Concerns with port takeover threat
The Maritime Union of New Zealand has warned against the takeover of New Zealand ports after shipping giant COSCO announced its interest in buying into New Zealand ports this week.
The Chinese state owned multinational corporation COSCO is one of the world’s largest shipping lines.
Maritime Union spokesperson Victor Billot says the Union is opposed to handing control of ports over to global operators.
Mr Billot says that the takeover of New Zealand ports by global operators will lead to “ports of convenience”.
He says there is ongoing pressure for privatization, attacks on Unions and casualization, in “ports of convenience” around the world that are dominated by global operators.
Mr Billot says the Union is very concerned by trends overseas under free trade agreements for employers to bring in short-term, casual labour across borders.
“This process is one where multinational employers use workers against workers to attack wages and conditions.”
Mr Billot says problems were already present in “flag of convenience”, and some national flagged, shipping and fishing operations in New Zealand waters.
He says that Chinese state corporations have publicly stated in Australia they are interested in controlling the entire logistics chain from mines to rail to port to shipping, including the supply of labour for such operations.

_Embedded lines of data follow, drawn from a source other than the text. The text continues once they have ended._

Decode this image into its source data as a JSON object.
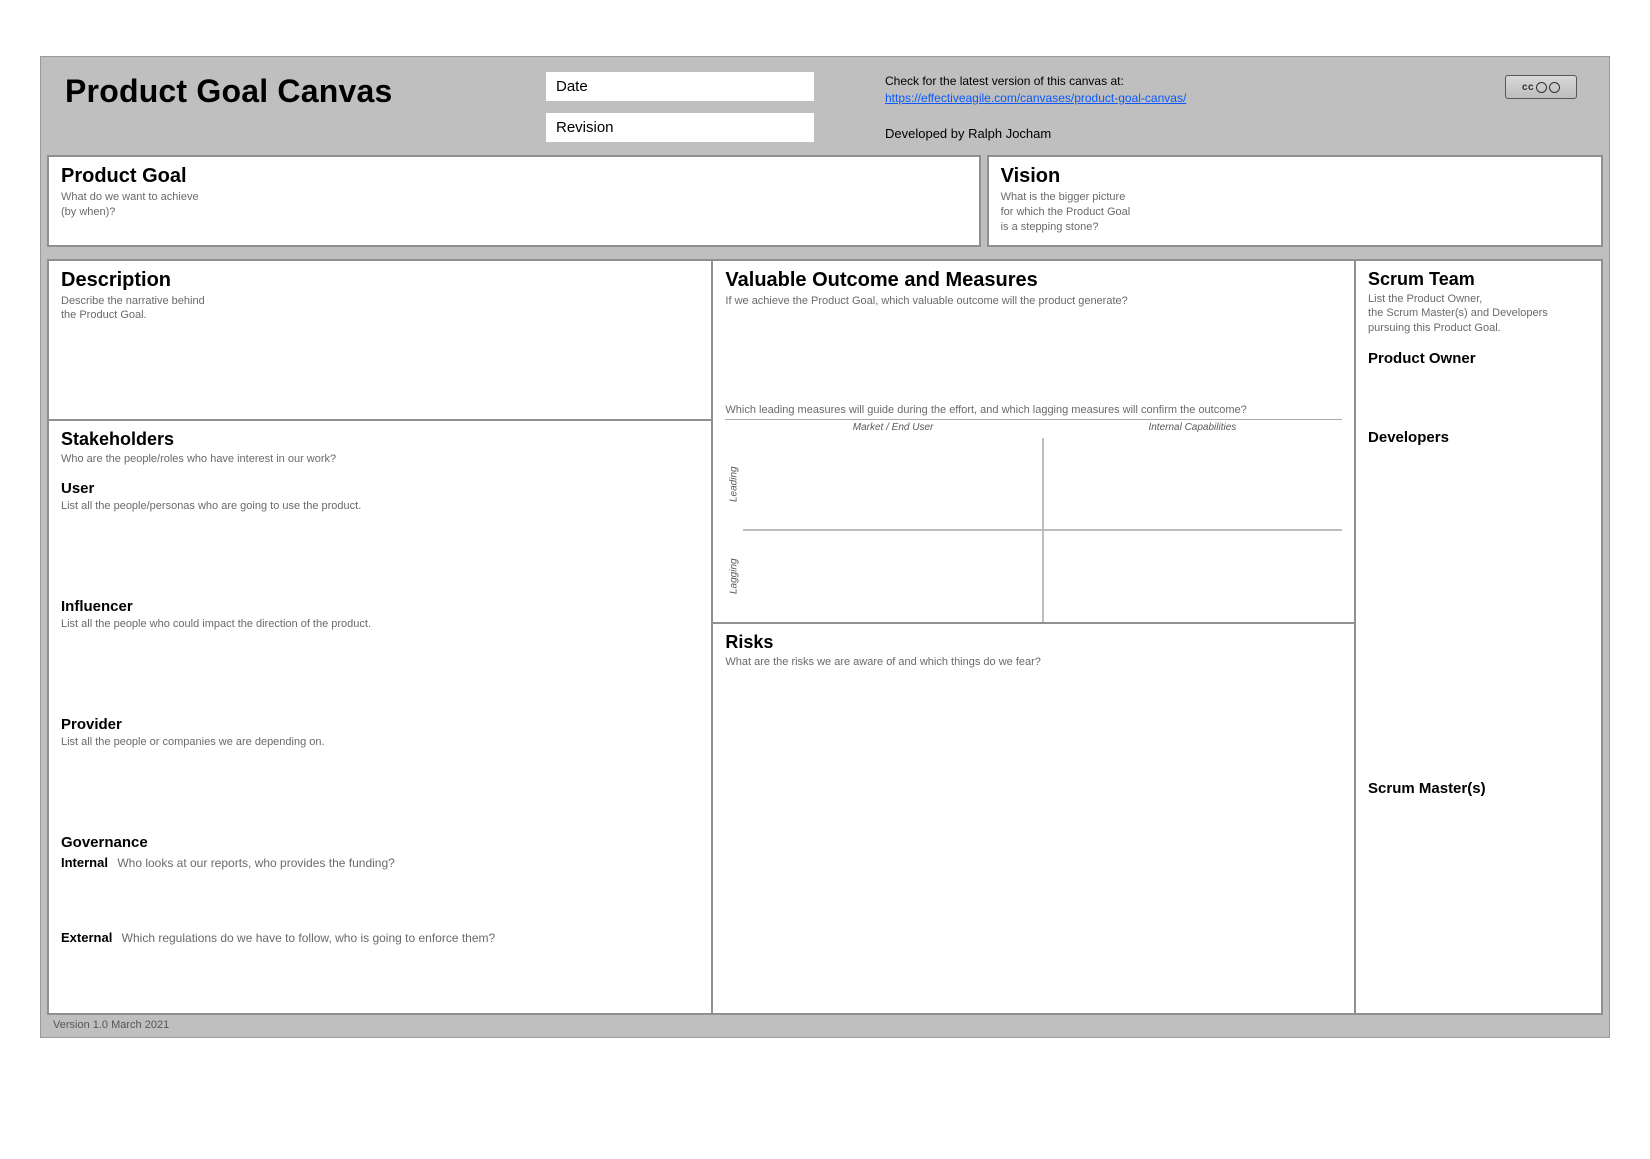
{
  "header": {
    "title": "Product Goal Canvas",
    "date_label": "Date",
    "revision_label": "Revision",
    "check_text": "Check for the latest version of this canvas at:",
    "link_text": "https://effectiveagile.com/canvases/product-goal-canvas/",
    "developed_by": "Developed by Ralph Jocham",
    "cc_label": "cc"
  },
  "product_goal": {
    "title": "Product Goal",
    "sub1": "What do we want to achieve",
    "sub2": "(by when)?"
  },
  "vision": {
    "title": "Vision",
    "sub1": "What is the bigger picture",
    "sub2": "for which the Product Goal",
    "sub3": "is a stepping stone?"
  },
  "description": {
    "title": "Description",
    "sub1": "Describe the narrative behind",
    "sub2": "the Product Goal."
  },
  "stakeholders": {
    "title": "Stakeholders",
    "sub": "Who are the people/roles who have interest in our work?",
    "user_title": "User",
    "user_sub": "List all the people/personas who are going to use the product.",
    "influencer_title": "Influencer",
    "influencer_sub": "List all the people who could impact the direction of the product.",
    "provider_title": "Provider",
    "provider_sub": "List all the people or companies we are depending on.",
    "governance_title": "Governance",
    "gov_internal_label": "Internal",
    "gov_internal_sub": "Who looks at our reports, who provides the funding?",
    "gov_external_label": "External",
    "gov_external_sub": "Which regulations do we have to follow, who is going to enforce them?"
  },
  "outcome": {
    "title": "Valuable Outcome and Measures",
    "sub": "If we achieve the Product Goal, which valuable outcome will the product generate?",
    "matrix_intro": "Which leading measures will guide during the effort, and which lagging measures will confirm the outcome?",
    "col1": "Market / End User",
    "col2": "Internal Capabilities",
    "row1": "Leading",
    "row2": "Lagging"
  },
  "risks": {
    "title": "Risks",
    "sub": "What are the risks we are aware of and which things do we fear?"
  },
  "team": {
    "title": "Scrum Team",
    "sub1": "List the Product Owner,",
    "sub2": "the Scrum Master(s) and Developers",
    "sub3": "pursuing this Product Goal.",
    "po": "Product Owner",
    "dev": "Developers",
    "sm": "Scrum Master(s)"
  },
  "footer": {
    "version": "Version 1.0  March 2021"
  }
}
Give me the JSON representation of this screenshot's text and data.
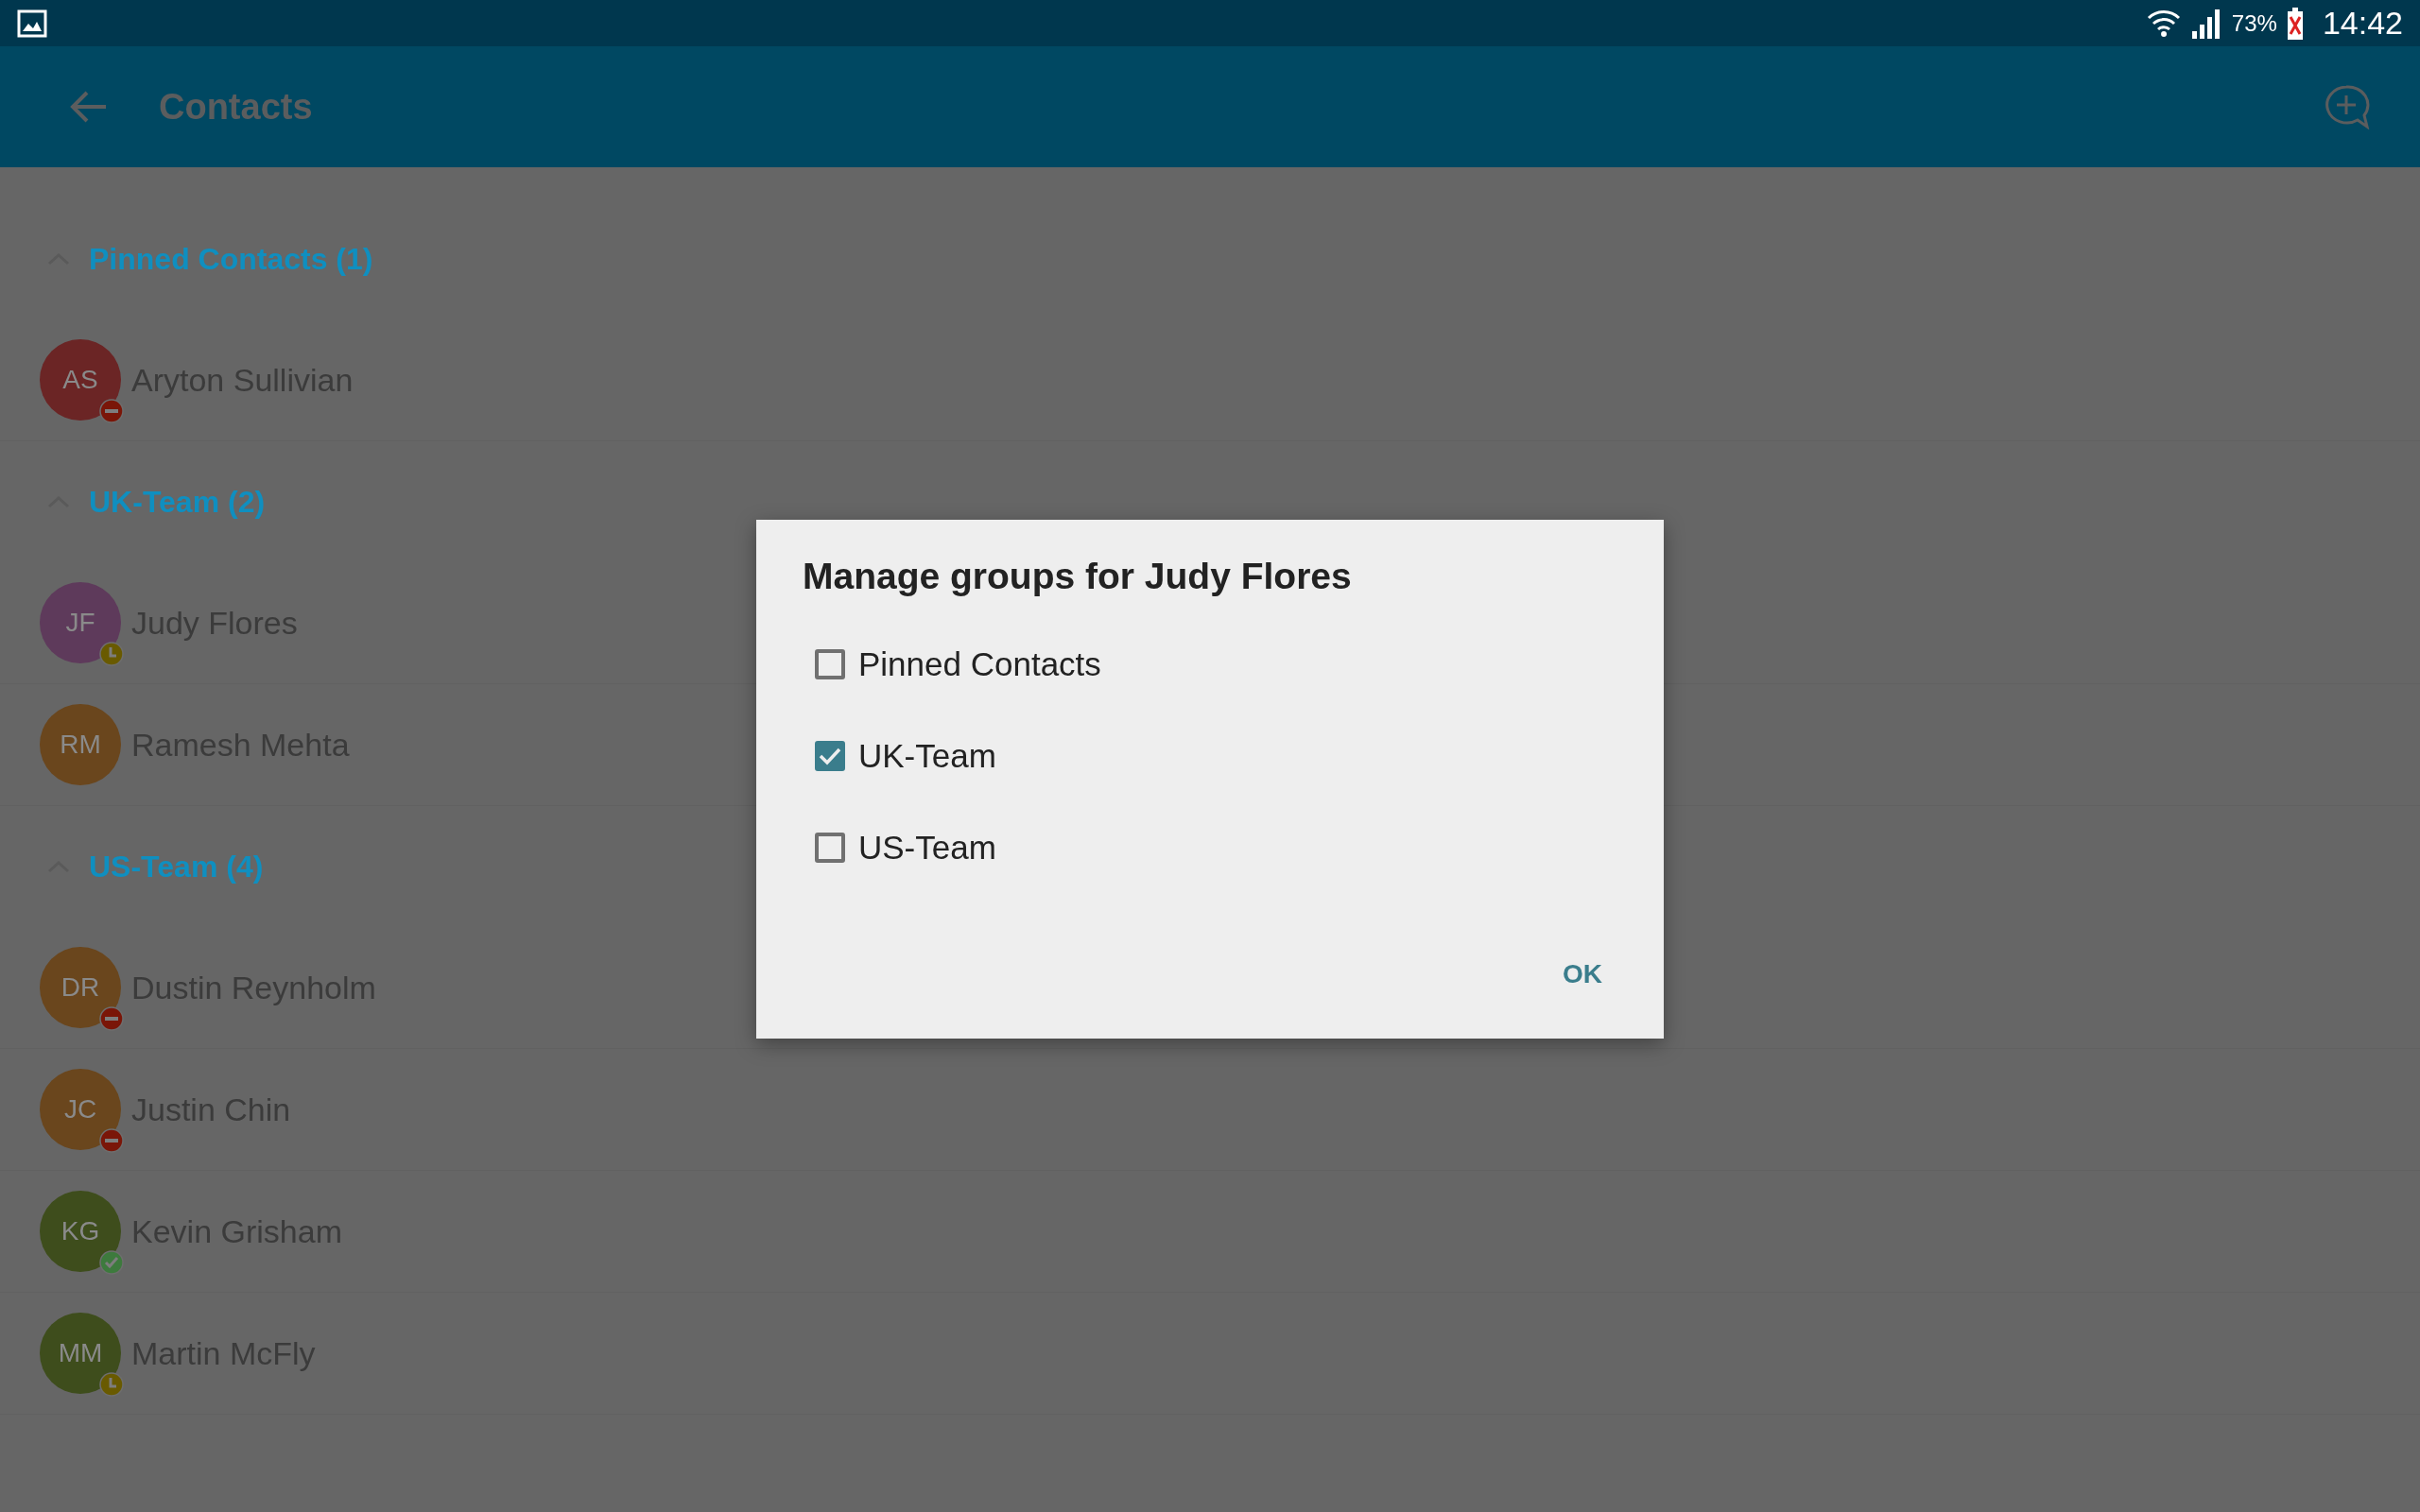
{
  "status_bar": {
    "battery": "73%",
    "time": "14:42"
  },
  "app_bar": {
    "title": "Contacts"
  },
  "sections": [
    {
      "title": "Pinned Contacts (1)",
      "expanded": true,
      "contacts": [
        {
          "initials": "AS",
          "name": "Aryton Sullivian",
          "color": "#6b2525",
          "kind": "busy"
        }
      ]
    },
    {
      "title": "UK-Team (2)",
      "expanded": true,
      "contacts": [
        {
          "initials": "JF",
          "name": "Judy Flores",
          "color": "#5e3a5b",
          "kind": "away"
        },
        {
          "initials": "RM",
          "name": "Ramesh Mehta",
          "color": "#6a461d",
          "kind": "plain"
        }
      ]
    },
    {
      "title": "US-Team (4)",
      "expanded": true,
      "contacts": [
        {
          "initials": "DR",
          "name": "Dustin Reynholm",
          "color": "#6a461d",
          "kind": "busy"
        },
        {
          "initials": "JC",
          "name": "Justin Chin",
          "color": "#6a461d",
          "kind": "busy"
        },
        {
          "initials": "KG",
          "name": "Kevin Grisham",
          "color": "#3e4d1c",
          "kind": "available"
        },
        {
          "initials": "MM",
          "name": "Martin McFly",
          "color": "#3e4d1c",
          "kind": "away"
        }
      ]
    }
  ],
  "dialog": {
    "title": "Manage groups for Judy Flores",
    "options": [
      {
        "label": "Pinned Contacts",
        "checked": false
      },
      {
        "label": "UK-Team",
        "checked": true
      },
      {
        "label": "US-Team",
        "checked": false
      }
    ],
    "button": "OK"
  }
}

Mr Billot says any rationalization of New Zealand ports must be planned and done in the interests of New Zealand.
“The takeover of an individual port by a shipping multinational could destabilize the entire industry and result in port rationalization being driven by mindless competition and market monopoly rather than a planned approach to benefit New Zealand.”
He says New Zealand as a trading nation should maintain control of its own maritime transport operations as far as practical.
New Zealand ports were largely owned by local government and returned profits to local communities rather than to overseas shareholders.
Problems with parochialism and duplication of infrastructure must be dealt with by a Government-led national ports plan, not sell offs which would create more chaos and instability in the industry.
The Maritime Union supported the Keep Our Port Public campaign in 2006 when global operator Hutchinson failed to gain a controlling stake in Ports of Lyttelton.